Summer is fast approaching, so it’s a good time to think about preparing your backyard for the coming heat. The punishing conditions of summer can be brutal for your trees and plants, but there are some preventative steps you can take now to ease the burden.
Creating a garden from the beginning that is designed to withstand the conditions of every season is always the best place to start. Our harsh South East Queensland climate means choosing species that are resilient to the heat of summer. Native, water-wise plants are generally best suited to our climate as opposed to exotic plant and tree species.
Plant trees and shrubs in autumn to early winter to allow them time to establish themselves for summer. Once established, native trees will provide shade, potentially lowering the temperature inside your home depending on their position, they’ll also attract local birds, bees and wildlife and should require minimal care once established.
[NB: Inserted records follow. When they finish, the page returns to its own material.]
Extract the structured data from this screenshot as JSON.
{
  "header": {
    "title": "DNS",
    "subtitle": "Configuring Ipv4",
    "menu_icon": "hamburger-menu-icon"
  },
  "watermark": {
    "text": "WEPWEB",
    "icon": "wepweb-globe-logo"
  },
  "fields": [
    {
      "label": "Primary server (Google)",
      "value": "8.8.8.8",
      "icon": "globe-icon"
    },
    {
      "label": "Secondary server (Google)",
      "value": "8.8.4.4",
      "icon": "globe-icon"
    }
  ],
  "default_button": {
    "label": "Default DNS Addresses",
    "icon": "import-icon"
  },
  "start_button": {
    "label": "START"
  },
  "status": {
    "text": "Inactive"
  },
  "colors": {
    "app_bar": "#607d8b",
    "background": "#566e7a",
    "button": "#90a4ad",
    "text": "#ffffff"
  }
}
Before the heat of summer is upon us, and certainly throughout the season, it’s highly recommended that you thoroughly water your garden. Deep watering encourages the roots of plants to grow deeper, making the plant hardy and resilient to heat, and much more likely to survive the season.
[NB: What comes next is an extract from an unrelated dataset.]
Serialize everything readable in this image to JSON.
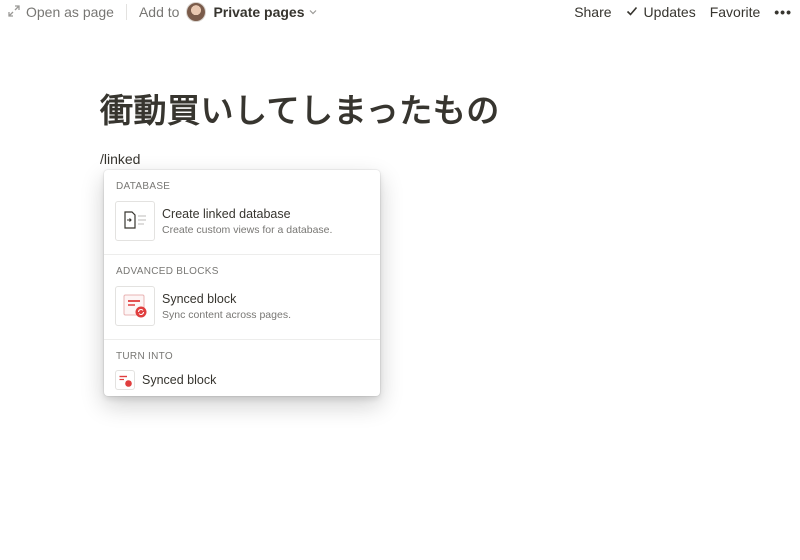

In hot weather, it’s generally best to water your garden regularly – either very early in the morning or in the early evening depending on what suits your timetable, so that any excess moisture has a chance to evaporate. Don’t water plants in full sun as most of the water will evaporate before it can be soaked up by the plant.
You may want to consider using an organic fertiliser such as Seasol for an extra boost, however, be mindful of not overdoing it as this can make plants more vulnerable to disease and pests. Many Australian native trees do not respond well to fertilisers that contain phosphates.
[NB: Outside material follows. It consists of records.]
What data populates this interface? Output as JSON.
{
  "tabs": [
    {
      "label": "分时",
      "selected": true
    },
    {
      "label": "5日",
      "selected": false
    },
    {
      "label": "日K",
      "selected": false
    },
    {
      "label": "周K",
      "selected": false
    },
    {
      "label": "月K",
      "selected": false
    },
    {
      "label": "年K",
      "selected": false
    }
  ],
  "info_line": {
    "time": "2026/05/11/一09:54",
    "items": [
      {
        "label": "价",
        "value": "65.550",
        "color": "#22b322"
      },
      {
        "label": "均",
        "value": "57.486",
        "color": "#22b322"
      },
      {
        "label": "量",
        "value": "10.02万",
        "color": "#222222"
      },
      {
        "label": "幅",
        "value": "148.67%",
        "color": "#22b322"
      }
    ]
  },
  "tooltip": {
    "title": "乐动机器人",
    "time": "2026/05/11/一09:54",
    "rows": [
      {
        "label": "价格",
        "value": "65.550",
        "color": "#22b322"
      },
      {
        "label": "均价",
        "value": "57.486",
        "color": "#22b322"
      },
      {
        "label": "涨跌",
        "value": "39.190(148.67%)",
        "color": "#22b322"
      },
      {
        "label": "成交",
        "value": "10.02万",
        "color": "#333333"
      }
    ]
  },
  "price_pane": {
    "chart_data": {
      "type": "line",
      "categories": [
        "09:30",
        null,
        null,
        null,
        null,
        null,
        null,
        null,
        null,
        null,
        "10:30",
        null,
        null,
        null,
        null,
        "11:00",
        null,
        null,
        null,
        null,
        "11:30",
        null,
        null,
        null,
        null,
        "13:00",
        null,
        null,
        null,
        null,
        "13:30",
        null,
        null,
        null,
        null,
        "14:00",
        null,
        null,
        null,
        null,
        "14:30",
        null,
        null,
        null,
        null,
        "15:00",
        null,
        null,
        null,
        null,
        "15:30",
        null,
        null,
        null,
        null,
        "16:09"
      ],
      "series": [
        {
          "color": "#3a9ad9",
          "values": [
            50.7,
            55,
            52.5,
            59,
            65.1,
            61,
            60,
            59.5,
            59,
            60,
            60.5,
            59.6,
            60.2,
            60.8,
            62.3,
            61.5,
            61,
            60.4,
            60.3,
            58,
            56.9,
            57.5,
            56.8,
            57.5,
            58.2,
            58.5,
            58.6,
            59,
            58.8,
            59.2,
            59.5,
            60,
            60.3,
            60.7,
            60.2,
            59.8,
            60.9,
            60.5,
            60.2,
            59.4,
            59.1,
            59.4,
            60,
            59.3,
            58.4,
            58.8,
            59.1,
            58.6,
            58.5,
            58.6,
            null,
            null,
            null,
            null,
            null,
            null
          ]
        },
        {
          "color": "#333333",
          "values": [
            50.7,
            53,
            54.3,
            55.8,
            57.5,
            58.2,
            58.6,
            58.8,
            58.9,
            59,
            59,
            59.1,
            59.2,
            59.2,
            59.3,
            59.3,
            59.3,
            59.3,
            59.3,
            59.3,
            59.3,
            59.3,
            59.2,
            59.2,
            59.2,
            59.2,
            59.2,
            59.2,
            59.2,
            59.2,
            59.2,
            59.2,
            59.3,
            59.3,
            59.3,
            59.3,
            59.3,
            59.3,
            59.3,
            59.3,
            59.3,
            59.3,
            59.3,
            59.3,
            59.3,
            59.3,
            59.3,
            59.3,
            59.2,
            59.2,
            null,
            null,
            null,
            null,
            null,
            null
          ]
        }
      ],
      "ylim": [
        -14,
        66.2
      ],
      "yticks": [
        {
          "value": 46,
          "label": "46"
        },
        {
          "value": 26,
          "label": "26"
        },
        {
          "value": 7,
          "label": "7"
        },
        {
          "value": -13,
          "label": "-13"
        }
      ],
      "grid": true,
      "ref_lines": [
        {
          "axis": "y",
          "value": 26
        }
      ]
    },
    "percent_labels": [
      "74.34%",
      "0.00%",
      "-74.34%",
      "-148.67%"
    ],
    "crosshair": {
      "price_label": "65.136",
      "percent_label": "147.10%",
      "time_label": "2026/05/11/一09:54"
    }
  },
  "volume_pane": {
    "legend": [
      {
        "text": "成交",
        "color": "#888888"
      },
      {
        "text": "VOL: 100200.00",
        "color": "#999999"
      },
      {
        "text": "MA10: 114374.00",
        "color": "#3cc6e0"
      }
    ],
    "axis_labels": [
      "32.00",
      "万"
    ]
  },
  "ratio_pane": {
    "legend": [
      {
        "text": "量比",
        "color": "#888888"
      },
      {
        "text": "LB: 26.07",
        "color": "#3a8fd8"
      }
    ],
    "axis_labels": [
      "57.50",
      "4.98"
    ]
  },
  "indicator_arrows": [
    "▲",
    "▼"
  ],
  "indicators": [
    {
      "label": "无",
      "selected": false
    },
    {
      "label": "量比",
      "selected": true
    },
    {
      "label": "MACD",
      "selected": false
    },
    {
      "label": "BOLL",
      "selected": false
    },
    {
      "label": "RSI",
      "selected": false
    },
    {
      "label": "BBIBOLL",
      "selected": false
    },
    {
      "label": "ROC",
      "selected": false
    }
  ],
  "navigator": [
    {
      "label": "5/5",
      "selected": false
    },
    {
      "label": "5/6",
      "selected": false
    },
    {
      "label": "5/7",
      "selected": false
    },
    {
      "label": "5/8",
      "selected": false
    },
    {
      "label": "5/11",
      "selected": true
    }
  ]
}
A great way to reduce evaporation is to add a layer of course, aged mulch, approximately 5– 8 cm around your trees and plants. This will reduce the temperature of the soil, provide nutrients and allow trees and plants to thrive when there is little moisture available to them.
Depending on the condition of your soil, you may want to use a ‘wetting agent’ which will help water to penetrate the soil by breaking down the waxy coating that can often develop on the soil surface and prevent water reaching plant roots.
Check your trees for any signs of stress. Signs of a sick tree can include changes to the tree bark, cracks in the trunk, reduction in foliage, discoloured leaves, evidence of pests, deadwood and changes to the soil surrounding the tree. If you have noticed any of these signs, it’s best to have a professional Arborist inspect your tree to ensure it’s not sick or weak, as you don’t want to go through the summer storm season with a tree that could be susceptible to falling over or having large limbs come down.
The stress of high temperatures and low moisture levels can make trees and plants more susceptible to the threat of diseases and pests. Watering and conditioning soil will give your garden a better chance of survival, so your attention is vital in preventing infestation and sickness.
So, get ready for summer, and you’ll enjoy a beautiful, thriving garden for the season ahead.